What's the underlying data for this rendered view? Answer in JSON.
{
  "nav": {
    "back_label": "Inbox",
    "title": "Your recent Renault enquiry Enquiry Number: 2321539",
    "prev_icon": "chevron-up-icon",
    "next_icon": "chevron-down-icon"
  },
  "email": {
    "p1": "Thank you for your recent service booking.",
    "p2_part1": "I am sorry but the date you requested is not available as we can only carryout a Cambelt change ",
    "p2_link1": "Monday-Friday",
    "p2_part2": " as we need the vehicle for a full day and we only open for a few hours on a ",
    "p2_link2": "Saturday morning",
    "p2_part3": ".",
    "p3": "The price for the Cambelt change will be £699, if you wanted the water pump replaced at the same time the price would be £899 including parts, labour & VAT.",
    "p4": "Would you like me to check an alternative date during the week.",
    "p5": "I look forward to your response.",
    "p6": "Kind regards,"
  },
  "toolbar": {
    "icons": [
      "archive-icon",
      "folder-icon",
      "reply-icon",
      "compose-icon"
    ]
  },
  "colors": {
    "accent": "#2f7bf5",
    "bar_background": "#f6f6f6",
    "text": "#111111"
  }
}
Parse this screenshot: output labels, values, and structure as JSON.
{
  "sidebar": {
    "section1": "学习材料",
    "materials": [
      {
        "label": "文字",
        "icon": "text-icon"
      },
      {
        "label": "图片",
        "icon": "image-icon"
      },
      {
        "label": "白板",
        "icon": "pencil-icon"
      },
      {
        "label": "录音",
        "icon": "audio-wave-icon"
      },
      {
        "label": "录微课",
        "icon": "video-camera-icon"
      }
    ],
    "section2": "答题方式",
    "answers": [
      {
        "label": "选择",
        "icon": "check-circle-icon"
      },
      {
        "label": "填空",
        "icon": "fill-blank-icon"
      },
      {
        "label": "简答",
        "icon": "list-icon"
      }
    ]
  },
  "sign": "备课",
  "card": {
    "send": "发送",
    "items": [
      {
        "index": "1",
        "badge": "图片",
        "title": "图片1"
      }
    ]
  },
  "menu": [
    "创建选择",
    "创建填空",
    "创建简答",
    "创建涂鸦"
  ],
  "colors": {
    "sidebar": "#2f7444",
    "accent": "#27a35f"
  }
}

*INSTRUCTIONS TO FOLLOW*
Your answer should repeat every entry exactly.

*WRITTEN ANSWER*
What's the underlying data for this rendered view? Answer in JSON.
{
  "nav": {
    "back_label": "Inbox",
    "title": "Your recent Renault enquiry Enquiry Number: 2321539",
    "prev_icon": "chevron-up-icon",
    "next_icon": "chevron-down-icon"
  },
  "email": {
    "p1": "Thank you for your recent service booking.",
    "p2_part1": "I am sorry but the date you requested is not available as we can only carryout a Cambelt change ",
    "p2_link1": "Monday-Friday",
    "p2_part2": " as we need the vehicle for a full day and we only open for a few hours on a ",
    "p2_link2": "Saturday morning",
    "p2_part3": ".",
    "p3": "The price for the Cambelt change will be £699, if you wanted the water pump replaced at the same time the price would be £899 including parts, labour & VAT.",
    "p4": "Would you like me to check an alternative date during the week.",
    "p5": "I look forward to your response.",
    "p6": "Kind regards,"
  },
  "toolbar": {
    "icons": [
      "archive-icon",
      "folder-icon",
      "reply-icon",
      "compose-icon"
    ]
  },
  "colors": {
    "accent": "#2f7bf5",
    "bar_background": "#f6f6f6",
    "text": "#111111"
  }
}
Parse this screenshot: output labels, values, and structure as JSON.
{
  "sidebar": {
    "section1": "学习材料",
    "materials": [
      {
        "label": "文字",
        "icon": "text-icon"
      },
      {
        "label": "图片",
        "icon": "image-icon"
      },
      {
        "label": "白板",
        "icon": "pencil-icon"
      },
      {
        "label": "录音",
        "icon": "audio-wave-icon"
      },
      {
        "label": "录微课",
        "icon": "video-camera-icon"
      }
    ],
    "section2": "答题方式",
    "answers": [
      {
        "label": "选择",
        "icon": "check-circle-icon"
      },
      {
        "label": "填空",
        "icon": "fill-blank-icon"
      },
      {
        "label": "简答",
        "icon": "list-icon"
      }
    ]
  },
  "sign": "备课",
  "card": {
    "send": "发送",
    "items": [
      {
        "index": "1",
        "badge": "图片",
        "title": "图片1"
      }
    ]
  },
  "menu": [
    "创建选择",
    "创建填空",
    "创建简答",
    "创建涂鸦"
  ],
  "colors": {
    "sidebar": "#2f7444",
    "accent": "#27a35f"
  }
}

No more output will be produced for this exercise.